Oops – got that wrong! Sportives are almost invariably on Sundays and I assumed that the Sunday was the big TdeB day – nope, that was the Saturday when I was doing my own thing. Went to the event village on the Sunday and was puzzled to find no activity. Eventually went my own way and realised my date mistake when I got home.

Happy that I did manage 2 x 100 mile rides over the weekend though. Deliberately kept the pace down but was surprised to find a very similar average moving speed on both days (15mph is a fairly good speed for me over 100 miles) and it was only after about 80 miles on the second day when I also lost the tailwind I had been enjoying that the tiredness kicked in.

Sunday 6 September – the event village is in Norwich – again about 12 miles away away so I plan to do my own round Norfolk ride first before heading to Norwich and then home:

Well, the day was largely cloudy, but fine and I enjoyed meandering around Norfolk – some pleasant lanes, an unexpected but dry bridleway (which avoided a busy road). Kept the heart rate and therefore speed down and this worked well. Got a bit lost in the Northern Distributor road series of cycle paths (couldn’t understand what my bike computer wanted me to do), then got lost again in the Broadland Business park until I came to roads I recognised.

At around 90 miles I was steeling myself for a short, sharp and busy hill when I got overtaken by a young lady on a sit-up bike who just sailed past me, closely followed by another young lady on a regular road bike. I caught up with them on the flat and, yes, the first was on an electric bike.

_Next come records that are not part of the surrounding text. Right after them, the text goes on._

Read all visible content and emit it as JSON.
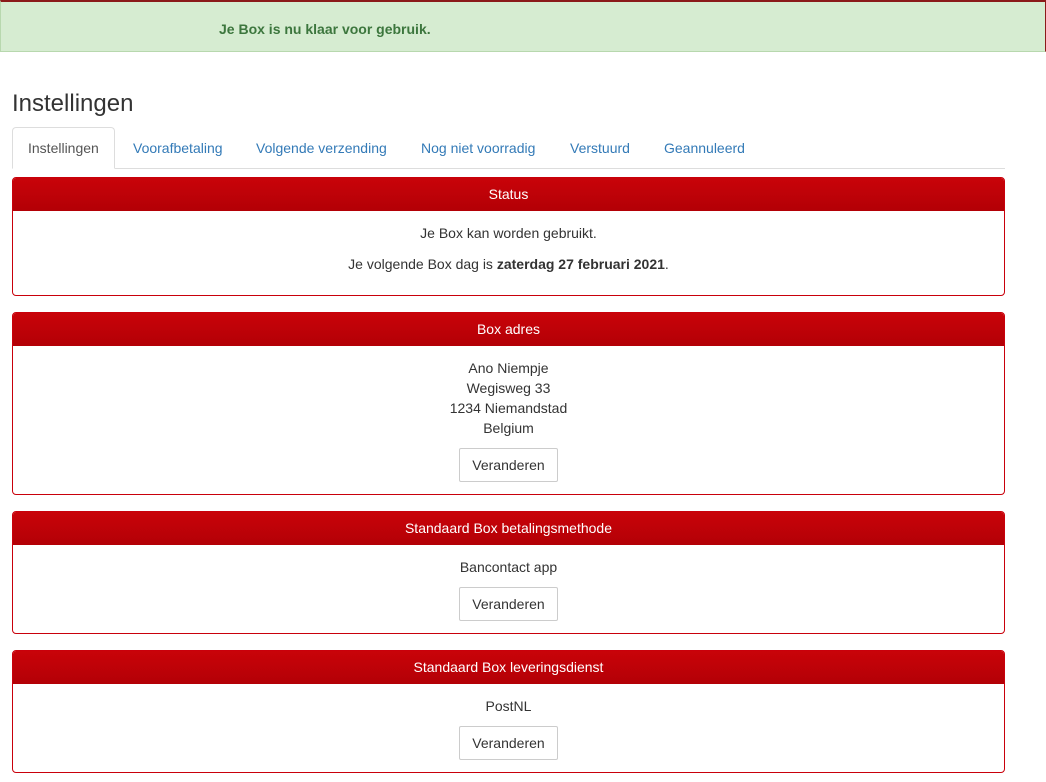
{
  "alert": {
    "message": "Je Box is nu klaar voor gebruik."
  },
  "page": {
    "title": "Instellingen"
  },
  "tabs": [
    {
      "label": "Instellingen",
      "active": true
    },
    {
      "label": "Voorafbetaling",
      "active": false
    },
    {
      "label": "Volgende verzending",
      "active": false
    },
    {
      "label": "Nog niet voorradig",
      "active": false
    },
    {
      "label": "Verstuurd",
      "active": false
    },
    {
      "label": "Geannuleerd",
      "active": false
    }
  ],
  "status_panel": {
    "heading": "Status",
    "line1": "Je Box kan worden gebruikt.",
    "line2_prefix": "Je volgende Box dag is ",
    "line2_date": "zaterdag 27 februari 2021",
    "line2_suffix": "."
  },
  "address_panel": {
    "heading": "Box adres",
    "name": "Ano Niempje",
    "street": "Wegisweg 33",
    "city": "1234 Niemandstad",
    "country": "Belgium",
    "button_label": "Veranderen"
  },
  "payment_panel": {
    "heading": "Standaard Box betalingsmethode",
    "method": "Bancontact app",
    "button_label": "Veranderen"
  },
  "delivery_panel": {
    "heading": "Standaard Box leveringsdienst",
    "service": "PostNL",
    "button_label": "Veranderen"
  },
  "colors": {
    "panel_header": "#c90309",
    "alert_bg": "#d6ecd1",
    "alert_text": "#3c763d",
    "link": "#337ab7"
  }
}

I had another 30 miles or more to go so the motor was an interesting idea!

I had wanted to do more than the 120+ miles, but I’d already been out more than 8 hours so kept to plan and didn’t extend the ride.







Pedal Revolution Rallyé – Old Buckenham – 126 Miles 26th July

A brilliant day – and this type of sportive suits me quite well. I chose my route to go down to the seaside (Southwold), then over a footbridge to Walberswick to the Black Dog Deli (well worth it). Saw some other Rallye riders on the way – they must have thought I was going the wrong way!

Then headed back towards the Event Village where I met some friends. Everyone here suitably keeping a safe distance. Wanted to make this a 200Km ride so rode on rather than take the quicker route home.

Friday-Saturday, 15-16 May 2020

This weekend was to have been a two day, 2×100 mile sportive, Tour de Broads Spring Double, one of my big challenges for the year – it’s nearly 50 years since I last rode two big rides back to back, though what sticks in my mind the most is the 12hour time trial I rode then (213 miles = 6th place).

In this time of lockdown the event is, of course, cancelled, but, for me, the challenge of multi day riding remains – I simply have no idea how my legs and I will respond to a second day’s riding and I want to find out – so I’m now riding a solo, private Tour de South Norfolk on 15-16th May. There is also the challenge of finding food and more especially water, so I’m only aiming for 2 x 100 KM rides, over local routes I know well and with short cuts and shops mapped if need be.

There was to have been a second event in August – Tour de Broads Summer Double – by then I should know how my legs will cope and, hopefully, I can plan food stops a bit better – so the target is the 2 x 100 miles for then.



Well, that went quite well. Legs on Day 2 seemed fine though the choice of some small, gravelly lanes from Winfarthing to Hapton was unwise – would have been better to stick to the Turnpike (but that can feel boring as I use it often). That, and the hills towards the end (deliberate choice) seemed to knock the average speed down (15.0 vs 15.6 on Day 1).

Yes, will aim to ramp up to 2×100 miles by August!